§ **WORK TASK**
Every line of the data that includes "success" should be copied out.
----------
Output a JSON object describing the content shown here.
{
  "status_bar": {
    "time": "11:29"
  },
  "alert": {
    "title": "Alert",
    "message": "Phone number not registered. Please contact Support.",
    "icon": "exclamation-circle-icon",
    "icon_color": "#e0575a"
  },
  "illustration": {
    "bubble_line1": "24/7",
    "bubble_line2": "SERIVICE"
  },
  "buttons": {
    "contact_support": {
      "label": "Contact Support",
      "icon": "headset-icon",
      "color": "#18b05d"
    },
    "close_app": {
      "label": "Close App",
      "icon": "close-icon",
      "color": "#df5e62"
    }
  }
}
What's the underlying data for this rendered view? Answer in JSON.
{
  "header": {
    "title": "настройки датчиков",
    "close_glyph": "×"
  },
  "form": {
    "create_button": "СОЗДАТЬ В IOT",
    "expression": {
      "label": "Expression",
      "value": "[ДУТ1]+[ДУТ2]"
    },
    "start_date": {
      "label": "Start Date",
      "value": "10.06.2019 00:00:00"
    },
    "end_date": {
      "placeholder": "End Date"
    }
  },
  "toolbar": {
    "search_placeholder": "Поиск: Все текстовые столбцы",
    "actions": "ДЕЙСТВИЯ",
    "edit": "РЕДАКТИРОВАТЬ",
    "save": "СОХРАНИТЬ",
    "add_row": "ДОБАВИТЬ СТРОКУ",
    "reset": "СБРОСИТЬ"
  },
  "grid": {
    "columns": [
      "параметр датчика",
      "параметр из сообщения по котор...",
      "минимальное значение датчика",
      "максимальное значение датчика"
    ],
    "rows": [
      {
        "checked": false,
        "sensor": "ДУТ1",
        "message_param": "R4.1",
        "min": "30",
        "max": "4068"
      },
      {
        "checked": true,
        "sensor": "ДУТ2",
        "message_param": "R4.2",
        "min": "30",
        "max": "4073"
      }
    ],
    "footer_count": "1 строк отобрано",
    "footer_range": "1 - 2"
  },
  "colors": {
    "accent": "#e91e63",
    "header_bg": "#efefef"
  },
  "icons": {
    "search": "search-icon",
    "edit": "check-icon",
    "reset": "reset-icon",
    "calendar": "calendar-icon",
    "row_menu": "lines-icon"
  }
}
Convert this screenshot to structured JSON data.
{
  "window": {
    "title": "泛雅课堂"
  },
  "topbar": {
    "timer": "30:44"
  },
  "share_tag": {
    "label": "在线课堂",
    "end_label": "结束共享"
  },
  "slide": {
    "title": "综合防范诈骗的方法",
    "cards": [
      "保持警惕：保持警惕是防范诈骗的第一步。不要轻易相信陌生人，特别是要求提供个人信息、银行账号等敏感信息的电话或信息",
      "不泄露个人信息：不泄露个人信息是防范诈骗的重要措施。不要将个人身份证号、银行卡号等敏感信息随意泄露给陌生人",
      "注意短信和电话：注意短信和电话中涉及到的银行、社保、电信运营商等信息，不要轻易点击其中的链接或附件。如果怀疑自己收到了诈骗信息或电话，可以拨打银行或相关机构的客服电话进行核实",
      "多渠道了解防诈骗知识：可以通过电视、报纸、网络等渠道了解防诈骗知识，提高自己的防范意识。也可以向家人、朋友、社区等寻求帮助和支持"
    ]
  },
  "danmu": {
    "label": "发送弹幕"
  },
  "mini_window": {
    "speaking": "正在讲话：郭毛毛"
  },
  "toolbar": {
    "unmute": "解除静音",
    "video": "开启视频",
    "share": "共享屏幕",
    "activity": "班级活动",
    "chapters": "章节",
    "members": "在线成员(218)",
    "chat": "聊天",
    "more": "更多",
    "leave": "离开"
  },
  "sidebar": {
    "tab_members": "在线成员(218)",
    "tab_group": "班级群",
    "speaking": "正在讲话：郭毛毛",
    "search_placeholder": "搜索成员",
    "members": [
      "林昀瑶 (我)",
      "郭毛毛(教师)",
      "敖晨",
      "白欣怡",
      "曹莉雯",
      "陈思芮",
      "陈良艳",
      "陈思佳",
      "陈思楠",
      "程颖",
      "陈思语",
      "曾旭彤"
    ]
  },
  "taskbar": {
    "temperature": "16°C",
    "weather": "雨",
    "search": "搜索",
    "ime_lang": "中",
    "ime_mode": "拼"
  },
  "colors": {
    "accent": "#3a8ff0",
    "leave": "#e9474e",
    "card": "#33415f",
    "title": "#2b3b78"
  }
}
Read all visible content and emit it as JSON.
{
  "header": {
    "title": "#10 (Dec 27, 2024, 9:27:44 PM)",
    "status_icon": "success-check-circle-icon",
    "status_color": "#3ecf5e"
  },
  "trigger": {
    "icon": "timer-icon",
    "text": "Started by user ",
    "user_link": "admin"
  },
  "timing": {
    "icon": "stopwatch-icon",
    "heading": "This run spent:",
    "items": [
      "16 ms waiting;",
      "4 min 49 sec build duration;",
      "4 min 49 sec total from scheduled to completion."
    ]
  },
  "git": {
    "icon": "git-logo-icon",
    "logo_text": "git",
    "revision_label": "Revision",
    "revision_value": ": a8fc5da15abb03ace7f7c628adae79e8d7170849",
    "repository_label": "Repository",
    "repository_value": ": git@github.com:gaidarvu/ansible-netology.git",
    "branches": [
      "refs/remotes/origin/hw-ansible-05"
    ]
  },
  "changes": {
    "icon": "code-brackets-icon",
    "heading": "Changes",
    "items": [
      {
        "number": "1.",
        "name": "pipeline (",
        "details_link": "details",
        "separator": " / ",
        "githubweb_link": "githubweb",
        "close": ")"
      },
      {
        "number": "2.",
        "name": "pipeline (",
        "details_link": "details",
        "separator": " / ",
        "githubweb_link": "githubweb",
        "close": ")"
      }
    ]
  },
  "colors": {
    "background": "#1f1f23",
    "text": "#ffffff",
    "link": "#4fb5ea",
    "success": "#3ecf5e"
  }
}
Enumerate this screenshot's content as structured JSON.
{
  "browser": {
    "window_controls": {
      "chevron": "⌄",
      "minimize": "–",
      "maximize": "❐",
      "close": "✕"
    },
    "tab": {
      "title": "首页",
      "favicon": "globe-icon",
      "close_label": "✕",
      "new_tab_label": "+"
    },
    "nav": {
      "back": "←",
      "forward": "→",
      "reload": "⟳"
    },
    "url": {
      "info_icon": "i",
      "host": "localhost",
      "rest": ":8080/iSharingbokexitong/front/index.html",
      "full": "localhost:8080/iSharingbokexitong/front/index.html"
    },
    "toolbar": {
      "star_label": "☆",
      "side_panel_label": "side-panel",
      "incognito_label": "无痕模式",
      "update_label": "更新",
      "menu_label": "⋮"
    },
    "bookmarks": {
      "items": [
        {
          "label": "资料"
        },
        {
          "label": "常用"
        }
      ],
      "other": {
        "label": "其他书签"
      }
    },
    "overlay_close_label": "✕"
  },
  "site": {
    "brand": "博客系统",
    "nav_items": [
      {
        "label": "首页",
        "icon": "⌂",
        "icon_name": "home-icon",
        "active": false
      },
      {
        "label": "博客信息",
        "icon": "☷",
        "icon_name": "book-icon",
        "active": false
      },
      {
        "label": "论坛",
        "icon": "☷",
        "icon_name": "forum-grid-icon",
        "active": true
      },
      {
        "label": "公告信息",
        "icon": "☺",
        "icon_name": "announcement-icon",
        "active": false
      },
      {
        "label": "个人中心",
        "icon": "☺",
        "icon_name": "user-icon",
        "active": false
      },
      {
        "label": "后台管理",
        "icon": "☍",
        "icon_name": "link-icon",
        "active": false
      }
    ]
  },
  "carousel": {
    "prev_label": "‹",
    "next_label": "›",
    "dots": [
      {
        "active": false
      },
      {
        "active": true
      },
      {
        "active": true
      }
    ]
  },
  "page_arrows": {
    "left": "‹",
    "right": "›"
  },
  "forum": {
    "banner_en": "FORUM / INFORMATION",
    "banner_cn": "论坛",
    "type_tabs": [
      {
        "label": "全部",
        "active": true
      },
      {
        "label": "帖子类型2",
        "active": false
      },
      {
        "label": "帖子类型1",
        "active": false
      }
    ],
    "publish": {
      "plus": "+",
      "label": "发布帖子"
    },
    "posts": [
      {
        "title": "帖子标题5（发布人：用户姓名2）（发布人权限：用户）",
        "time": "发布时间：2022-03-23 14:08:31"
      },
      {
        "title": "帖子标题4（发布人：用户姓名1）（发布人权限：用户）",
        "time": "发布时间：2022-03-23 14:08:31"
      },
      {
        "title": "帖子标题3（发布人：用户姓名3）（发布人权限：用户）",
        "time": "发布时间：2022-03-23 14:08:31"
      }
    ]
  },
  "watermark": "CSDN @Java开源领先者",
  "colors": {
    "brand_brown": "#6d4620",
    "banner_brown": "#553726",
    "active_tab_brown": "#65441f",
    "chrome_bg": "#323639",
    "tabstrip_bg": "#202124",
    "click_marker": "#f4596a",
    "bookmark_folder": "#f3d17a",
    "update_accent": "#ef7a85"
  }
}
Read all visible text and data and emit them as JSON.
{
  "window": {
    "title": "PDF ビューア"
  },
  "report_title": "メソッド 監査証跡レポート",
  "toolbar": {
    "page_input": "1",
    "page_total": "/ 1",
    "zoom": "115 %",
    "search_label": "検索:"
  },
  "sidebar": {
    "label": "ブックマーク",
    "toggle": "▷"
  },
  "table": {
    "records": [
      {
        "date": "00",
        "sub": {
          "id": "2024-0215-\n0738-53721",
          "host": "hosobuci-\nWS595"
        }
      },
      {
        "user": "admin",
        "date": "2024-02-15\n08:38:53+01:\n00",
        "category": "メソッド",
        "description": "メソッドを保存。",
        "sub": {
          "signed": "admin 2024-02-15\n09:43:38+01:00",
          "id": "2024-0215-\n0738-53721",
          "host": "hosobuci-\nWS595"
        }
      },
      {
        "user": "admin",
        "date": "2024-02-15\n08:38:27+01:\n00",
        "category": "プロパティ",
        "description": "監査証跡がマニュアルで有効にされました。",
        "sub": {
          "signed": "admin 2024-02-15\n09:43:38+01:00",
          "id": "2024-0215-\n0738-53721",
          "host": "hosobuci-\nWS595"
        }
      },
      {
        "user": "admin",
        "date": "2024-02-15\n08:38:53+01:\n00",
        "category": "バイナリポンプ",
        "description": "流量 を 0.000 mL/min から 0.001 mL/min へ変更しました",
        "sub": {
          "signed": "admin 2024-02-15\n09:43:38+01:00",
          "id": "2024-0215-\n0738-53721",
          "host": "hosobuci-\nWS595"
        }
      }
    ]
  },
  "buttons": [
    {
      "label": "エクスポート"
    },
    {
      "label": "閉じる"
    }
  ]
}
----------
§ **SOLUTION TO THIS EXERCISE**
    "status_icon": "success-check-circle-icon",
    "success": "#3ecf5e"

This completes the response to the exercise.